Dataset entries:
+++

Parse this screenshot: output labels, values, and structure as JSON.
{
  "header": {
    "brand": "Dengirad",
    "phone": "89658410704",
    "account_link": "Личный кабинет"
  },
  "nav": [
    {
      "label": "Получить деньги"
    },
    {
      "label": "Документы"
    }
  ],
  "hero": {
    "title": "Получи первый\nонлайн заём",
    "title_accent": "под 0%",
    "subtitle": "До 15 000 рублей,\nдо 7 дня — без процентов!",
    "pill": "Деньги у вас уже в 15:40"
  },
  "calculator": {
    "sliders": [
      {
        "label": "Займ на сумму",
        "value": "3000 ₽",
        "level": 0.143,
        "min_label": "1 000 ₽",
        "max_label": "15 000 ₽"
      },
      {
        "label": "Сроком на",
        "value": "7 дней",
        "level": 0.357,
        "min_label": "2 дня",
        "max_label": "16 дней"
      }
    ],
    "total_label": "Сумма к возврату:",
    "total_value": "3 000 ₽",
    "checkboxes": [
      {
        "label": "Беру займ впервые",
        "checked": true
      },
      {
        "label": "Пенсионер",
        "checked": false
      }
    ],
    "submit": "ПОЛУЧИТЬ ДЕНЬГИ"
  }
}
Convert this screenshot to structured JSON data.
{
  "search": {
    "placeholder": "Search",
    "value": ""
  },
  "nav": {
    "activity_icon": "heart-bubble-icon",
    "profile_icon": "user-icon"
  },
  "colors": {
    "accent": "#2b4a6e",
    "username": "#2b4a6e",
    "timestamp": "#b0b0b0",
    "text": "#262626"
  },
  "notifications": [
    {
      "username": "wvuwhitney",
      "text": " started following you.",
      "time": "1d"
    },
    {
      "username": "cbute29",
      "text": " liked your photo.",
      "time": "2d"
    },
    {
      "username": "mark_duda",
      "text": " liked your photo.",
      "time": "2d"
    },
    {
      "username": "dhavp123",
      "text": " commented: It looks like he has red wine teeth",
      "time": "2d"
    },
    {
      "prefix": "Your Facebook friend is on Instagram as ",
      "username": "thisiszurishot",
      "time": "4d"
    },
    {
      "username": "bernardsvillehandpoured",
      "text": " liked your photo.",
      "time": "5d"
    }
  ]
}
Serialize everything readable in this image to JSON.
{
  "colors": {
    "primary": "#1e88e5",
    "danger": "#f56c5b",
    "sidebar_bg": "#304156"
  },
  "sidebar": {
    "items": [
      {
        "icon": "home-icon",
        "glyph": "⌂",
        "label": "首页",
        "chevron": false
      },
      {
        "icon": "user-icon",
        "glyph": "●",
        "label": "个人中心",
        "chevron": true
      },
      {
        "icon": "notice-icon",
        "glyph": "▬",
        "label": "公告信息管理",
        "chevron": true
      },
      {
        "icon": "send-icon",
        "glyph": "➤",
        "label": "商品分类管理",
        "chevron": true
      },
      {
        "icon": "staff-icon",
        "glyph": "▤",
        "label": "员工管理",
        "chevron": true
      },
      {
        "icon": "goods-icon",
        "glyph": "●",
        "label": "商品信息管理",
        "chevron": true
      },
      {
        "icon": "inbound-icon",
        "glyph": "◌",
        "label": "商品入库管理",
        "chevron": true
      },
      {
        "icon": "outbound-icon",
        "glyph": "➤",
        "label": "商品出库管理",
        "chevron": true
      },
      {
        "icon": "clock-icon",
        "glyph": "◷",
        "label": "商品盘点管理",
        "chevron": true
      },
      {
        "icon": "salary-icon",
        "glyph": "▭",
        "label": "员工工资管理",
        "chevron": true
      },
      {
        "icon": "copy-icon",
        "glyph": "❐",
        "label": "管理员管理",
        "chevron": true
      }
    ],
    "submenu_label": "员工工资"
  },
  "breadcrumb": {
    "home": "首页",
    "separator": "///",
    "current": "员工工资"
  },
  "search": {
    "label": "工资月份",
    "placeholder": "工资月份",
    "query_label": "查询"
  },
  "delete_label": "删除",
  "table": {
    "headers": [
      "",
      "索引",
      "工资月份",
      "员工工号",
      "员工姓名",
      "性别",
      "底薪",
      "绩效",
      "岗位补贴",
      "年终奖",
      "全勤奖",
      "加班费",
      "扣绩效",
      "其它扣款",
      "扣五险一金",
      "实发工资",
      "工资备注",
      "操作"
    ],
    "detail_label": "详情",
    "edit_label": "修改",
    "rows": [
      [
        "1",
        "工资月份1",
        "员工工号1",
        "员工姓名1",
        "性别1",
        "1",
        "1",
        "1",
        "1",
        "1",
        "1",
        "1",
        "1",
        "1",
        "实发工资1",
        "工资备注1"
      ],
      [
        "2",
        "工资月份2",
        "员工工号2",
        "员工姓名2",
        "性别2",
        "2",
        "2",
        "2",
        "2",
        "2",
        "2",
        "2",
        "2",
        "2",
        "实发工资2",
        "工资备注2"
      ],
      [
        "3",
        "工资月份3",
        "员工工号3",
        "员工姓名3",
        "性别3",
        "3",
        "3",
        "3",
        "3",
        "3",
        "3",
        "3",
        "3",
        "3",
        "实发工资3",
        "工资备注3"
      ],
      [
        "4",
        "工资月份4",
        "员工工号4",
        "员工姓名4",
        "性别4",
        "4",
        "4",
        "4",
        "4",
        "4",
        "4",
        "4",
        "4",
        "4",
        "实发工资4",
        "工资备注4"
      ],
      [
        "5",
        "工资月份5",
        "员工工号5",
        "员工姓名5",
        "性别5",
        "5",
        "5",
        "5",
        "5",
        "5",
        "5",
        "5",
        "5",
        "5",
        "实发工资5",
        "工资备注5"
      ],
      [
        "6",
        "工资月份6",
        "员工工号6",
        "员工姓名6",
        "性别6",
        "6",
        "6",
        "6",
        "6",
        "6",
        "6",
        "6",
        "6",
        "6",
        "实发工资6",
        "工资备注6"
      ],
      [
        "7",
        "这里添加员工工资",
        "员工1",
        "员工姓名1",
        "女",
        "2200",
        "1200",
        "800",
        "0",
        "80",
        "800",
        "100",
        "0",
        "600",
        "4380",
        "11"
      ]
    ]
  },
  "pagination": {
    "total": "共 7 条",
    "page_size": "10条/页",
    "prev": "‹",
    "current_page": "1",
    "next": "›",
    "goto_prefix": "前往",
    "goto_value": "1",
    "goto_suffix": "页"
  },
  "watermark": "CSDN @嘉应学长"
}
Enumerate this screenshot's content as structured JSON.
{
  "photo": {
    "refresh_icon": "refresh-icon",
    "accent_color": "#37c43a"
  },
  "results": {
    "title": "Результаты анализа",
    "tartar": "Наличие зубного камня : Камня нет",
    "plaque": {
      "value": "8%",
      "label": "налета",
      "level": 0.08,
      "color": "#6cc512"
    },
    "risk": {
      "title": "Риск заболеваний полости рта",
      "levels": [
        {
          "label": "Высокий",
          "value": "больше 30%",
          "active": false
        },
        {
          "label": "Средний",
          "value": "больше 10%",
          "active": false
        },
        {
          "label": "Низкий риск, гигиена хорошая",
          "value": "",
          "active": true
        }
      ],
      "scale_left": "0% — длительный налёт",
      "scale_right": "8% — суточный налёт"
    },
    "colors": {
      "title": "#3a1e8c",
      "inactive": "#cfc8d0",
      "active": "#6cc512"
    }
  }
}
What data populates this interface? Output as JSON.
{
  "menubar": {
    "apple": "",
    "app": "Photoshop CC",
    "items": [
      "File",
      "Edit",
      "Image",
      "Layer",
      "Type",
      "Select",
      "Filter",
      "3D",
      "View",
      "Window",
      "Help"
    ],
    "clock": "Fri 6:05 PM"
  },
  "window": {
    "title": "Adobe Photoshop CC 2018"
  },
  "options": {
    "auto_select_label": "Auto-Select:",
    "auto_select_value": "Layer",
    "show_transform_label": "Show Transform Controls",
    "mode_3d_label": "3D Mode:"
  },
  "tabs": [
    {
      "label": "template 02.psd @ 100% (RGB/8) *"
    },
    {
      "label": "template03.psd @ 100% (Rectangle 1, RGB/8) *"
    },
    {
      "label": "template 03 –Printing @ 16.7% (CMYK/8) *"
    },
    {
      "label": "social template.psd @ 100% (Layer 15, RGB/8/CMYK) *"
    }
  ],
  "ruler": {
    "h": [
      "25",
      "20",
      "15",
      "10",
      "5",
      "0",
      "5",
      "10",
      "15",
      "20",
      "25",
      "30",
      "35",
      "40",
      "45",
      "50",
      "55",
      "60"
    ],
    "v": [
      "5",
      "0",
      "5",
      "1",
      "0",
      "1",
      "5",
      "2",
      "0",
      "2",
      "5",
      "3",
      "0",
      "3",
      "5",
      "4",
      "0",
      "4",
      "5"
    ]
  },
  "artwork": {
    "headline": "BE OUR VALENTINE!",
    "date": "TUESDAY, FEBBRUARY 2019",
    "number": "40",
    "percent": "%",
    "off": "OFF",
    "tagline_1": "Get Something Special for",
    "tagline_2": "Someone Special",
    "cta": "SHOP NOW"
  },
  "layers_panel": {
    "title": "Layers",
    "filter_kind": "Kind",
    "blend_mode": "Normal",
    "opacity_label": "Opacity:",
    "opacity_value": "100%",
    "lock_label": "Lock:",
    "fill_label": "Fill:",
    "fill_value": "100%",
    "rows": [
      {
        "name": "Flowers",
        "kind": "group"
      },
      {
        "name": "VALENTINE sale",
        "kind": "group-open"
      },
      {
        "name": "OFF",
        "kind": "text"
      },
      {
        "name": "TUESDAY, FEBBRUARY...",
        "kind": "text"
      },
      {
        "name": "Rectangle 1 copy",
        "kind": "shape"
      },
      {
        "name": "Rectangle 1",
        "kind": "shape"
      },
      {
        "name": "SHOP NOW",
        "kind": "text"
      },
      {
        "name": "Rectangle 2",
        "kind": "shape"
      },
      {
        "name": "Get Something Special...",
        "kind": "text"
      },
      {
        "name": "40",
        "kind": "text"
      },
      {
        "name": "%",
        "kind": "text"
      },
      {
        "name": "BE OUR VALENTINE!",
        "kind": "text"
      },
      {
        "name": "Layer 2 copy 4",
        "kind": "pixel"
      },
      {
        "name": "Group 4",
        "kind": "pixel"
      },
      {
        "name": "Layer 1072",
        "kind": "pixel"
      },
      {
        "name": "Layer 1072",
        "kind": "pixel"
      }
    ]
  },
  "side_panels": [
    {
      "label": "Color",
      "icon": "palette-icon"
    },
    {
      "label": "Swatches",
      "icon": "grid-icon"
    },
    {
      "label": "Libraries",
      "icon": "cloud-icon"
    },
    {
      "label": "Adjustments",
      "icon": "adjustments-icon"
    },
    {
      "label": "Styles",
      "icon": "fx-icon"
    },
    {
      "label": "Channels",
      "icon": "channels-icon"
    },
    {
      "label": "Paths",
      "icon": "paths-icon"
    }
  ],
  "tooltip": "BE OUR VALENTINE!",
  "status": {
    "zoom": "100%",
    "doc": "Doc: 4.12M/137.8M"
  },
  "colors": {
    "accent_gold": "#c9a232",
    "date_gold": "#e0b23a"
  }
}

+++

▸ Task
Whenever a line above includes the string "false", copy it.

▸ Output of the task
        "checked": false
        "chevron": false
          "active": false
          "active": false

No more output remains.